Step 5: Clean the filter now using a non-abrasive scrub brush
Scrub the filter while it’s still in the sink to remove any residue. Scrub the whole surface, front and back, to ensure it is fully clean.
Step 6: Rub the filter with a clean towel after rinsing it under running water
To rinse the filter, drain the sink and turn on the hot water. Remove all of the baking soda and dish soap with the running water and wipe down any leftover residues.
After rinsing the filter, pat it dry with a clean cloth. If the filter needs to be dried more, place it on a towel or dish rack for an hour or so.
Step 7: Once the hood filter is dry, reuse it and wash it once a month
Before reinstalling your filter in the hood, make sure it is totally dry. Aim for a monthly kitchen cleaning to keep your filter in good shape.
Method 3: Using dishwasher detergent to remove grease
Another cleaning hack that works in most of your kitchen appliances. Here’s what you need to do:
Step 1: Remove the hood’s filter and soak it in water
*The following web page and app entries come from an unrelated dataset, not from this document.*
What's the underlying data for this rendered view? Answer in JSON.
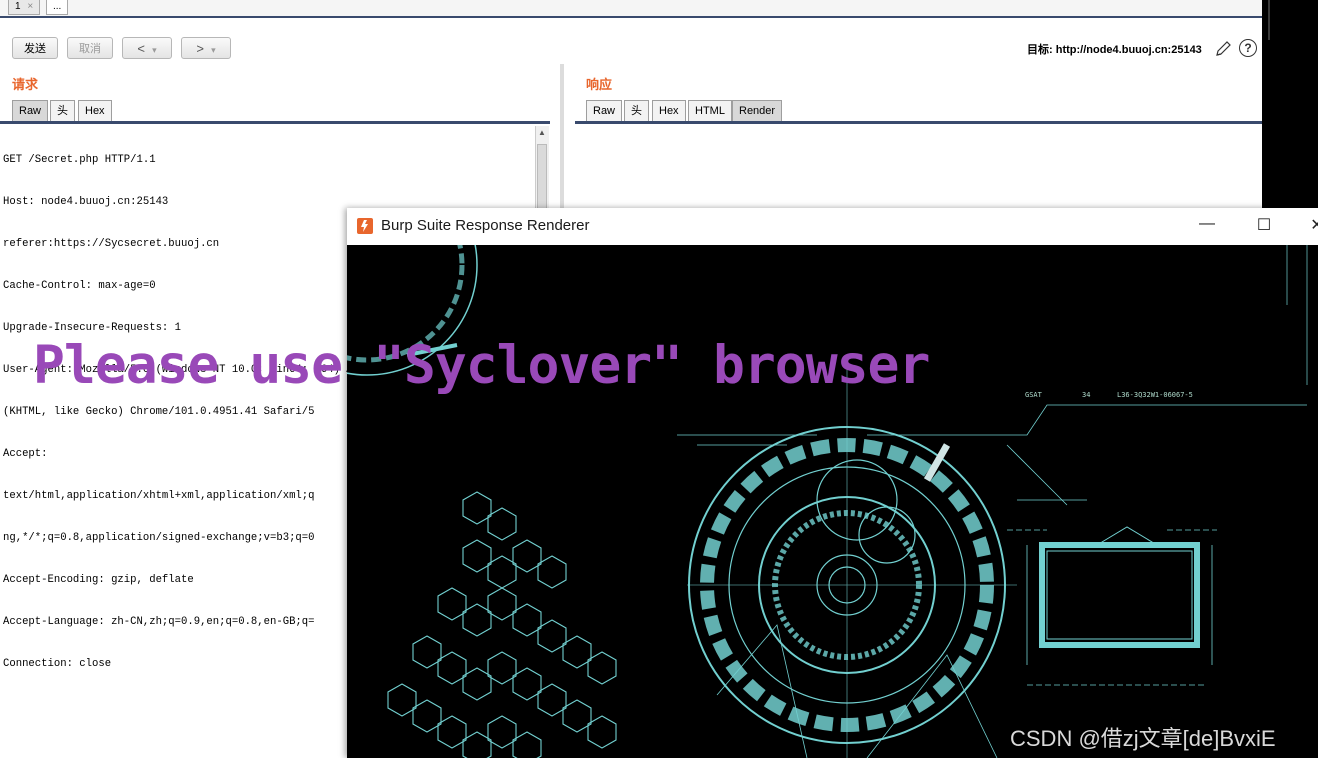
{
  "tabs": [
    {
      "label": "1",
      "close": "×"
    },
    {
      "label": "..."
    }
  ],
  "toolbar": {
    "send_label": "发送",
    "cancel_label": "取消",
    "back_label": "<",
    "forward_label": ">",
    "dropdown_glyph": "▾",
    "target_prefix": "目标:",
    "target_url": "http://node4.buuoj.cn:25143",
    "help_label": "?"
  },
  "request": {
    "title": "请求",
    "tabs": [
      "Raw",
      "头",
      "Hex"
    ],
    "active_tab": "Raw",
    "lines": [
      "GET /Secret.php HTTP/1.1",
      "Host: node4.buuoj.cn:25143",
      "referer:https://Sycsecret.buuoj.cn",
      "Cache-Control: max-age=0",
      "Upgrade-Insecure-Requests: 1",
      "User-Agent: Mozilla/5.0 (Windows NT 10.0; Win64; x64) AppleWebKit/537.36",
      "(KHTML, like Gecko) Chrome/101.0.4951.41 Safari/5",
      "Accept:",
      "text/html,application/xhtml+xml,application/xml;q",
      "ng,*/*;q=0.8,application/signed-exchange;v=b3;q=0",
      "Accept-Encoding: gzip, deflate",
      "Accept-Language: zh-CN,zh;q=0.9,en;q=0.8,en-GB;q=",
      "Connection: close"
    ]
  },
  "response": {
    "title": "响应",
    "tabs": [
      "Raw",
      "头",
      "Hex",
      "HTML",
      "Render"
    ],
    "active_tab": "Render"
  },
  "renderer": {
    "window_title": "Burp Suite Response Renderer",
    "minimize": "—",
    "maximize": "☐",
    "close": "✕",
    "message": "Please use \"Syclover\" browser",
    "hud_labels": [
      "GSAT",
      "34",
      "L36-3Q32W1-06067-5"
    ]
  },
  "watermark": "CSDN @借zj文章[de]BvxiE",
  "colors": {
    "accent_orange": "#e8662d",
    "tab_line": "#394a6d",
    "message_purple": "#9949b8",
    "hud_cyan": "#7fe8e8"
  }
}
Hot water helps the dishwasher detergent penetrate the grease and other residues on the filter more effectively. Rinse both sides of the filter with water until it is completely saturated.
Step 2: Cover the wet filter with dishwasher detergent and place it on a baking pan
Place the filter on a large baking sheet after removing it from the sink. The greasy side of the filter should be facing up. Then, saturate the filter with a large amount of dishwasher detergent.
Make sure that the baking sheet is larger than the filter as this will prevent a big mess on your counter or table.
Step 3: Spread the detergent all over the filter’s surface with a toothbrush
Apply the dishwasher detergent evenly with a toothbrush, covering the entire surface of the filter as well as the edges.
If you don’t have a spare one, you can spread the detergent with your fingers, but it won’t be as effective.
Step 4: Allow 20 minutes for the detergent to soak into the filter
Allow the dish detergent to permeate the grease on the filter for easy cleanup. Allow at least 20 minutes for it to sit. You’ll need to soak your filter for an hour or more if it’s heavily dirty.
Step 5: Rinse the filter with warm water
The dirt and grease on the filter should simply come off in the water after soaking it. Rinse both the front and back to ensure that all the debris is removed. If your sink has a hose attachment, you can use it too to spray the filter. The hose’s water pressure should be sufficient to eliminate any accumulation on the filter.
Step 6: Repeat the process if necessary
You may need to repeat the cleaning process more than once if your filter is heavily greasy. Some debris may still be lodged, particularly near the edges. If this is the case, apply extra dishwashing detergent to those stubborn spots, scrub them with a toothbrush, and rinse again. Any leftover dirt will then wash away, leaving your filter sparkling clean. Before reinstalling the filter in the hood, make sure it is completely dry. Dry the front and back with a clean cloth and set it on a dish drying rack for an hour or so if necessary.
Your stove filter should last for several years when it is properly cleaned. No matter which method you choose from the above, make sure you clean once a month to remove any buildup that has accumulated in the filter. It’s easier than you think!